[Data excerpts]
++++++++

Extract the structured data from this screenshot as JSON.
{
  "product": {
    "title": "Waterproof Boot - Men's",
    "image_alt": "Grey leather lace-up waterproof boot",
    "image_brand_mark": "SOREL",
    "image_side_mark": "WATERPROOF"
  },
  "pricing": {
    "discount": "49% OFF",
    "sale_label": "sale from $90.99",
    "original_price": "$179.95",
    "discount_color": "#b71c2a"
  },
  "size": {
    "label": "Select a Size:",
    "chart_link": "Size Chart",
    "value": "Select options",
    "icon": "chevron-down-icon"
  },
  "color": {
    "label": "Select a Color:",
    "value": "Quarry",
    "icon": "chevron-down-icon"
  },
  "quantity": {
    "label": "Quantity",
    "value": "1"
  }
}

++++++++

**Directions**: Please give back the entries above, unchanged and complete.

**Written answer**:
Extract the structured data from this screenshot as JSON.
{
  "product": {
    "title": "Waterproof Boot - Men's",
    "image_alt": "Grey leather lace-up waterproof boot",
    "image_brand_mark": "SOREL",
    "image_side_mark": "WATERPROOF"
  },
  "pricing": {
    "discount": "49% OFF",
    "sale_label": "sale from $90.99",
    "original_price": "$179.95",
    "discount_color": "#b71c2a"
  },
  "size": {
    "label": "Select a Size:",
    "chart_link": "Size Chart",
    "value": "Select options",
    "icon": "chevron-down-icon"
  },
  "color": {
    "label": "Select a Color:",
    "value": "Quarry",
    "icon": "chevron-down-icon"
  },
  "quantity": {
    "label": "Quantity",
    "value": "1"
  }
}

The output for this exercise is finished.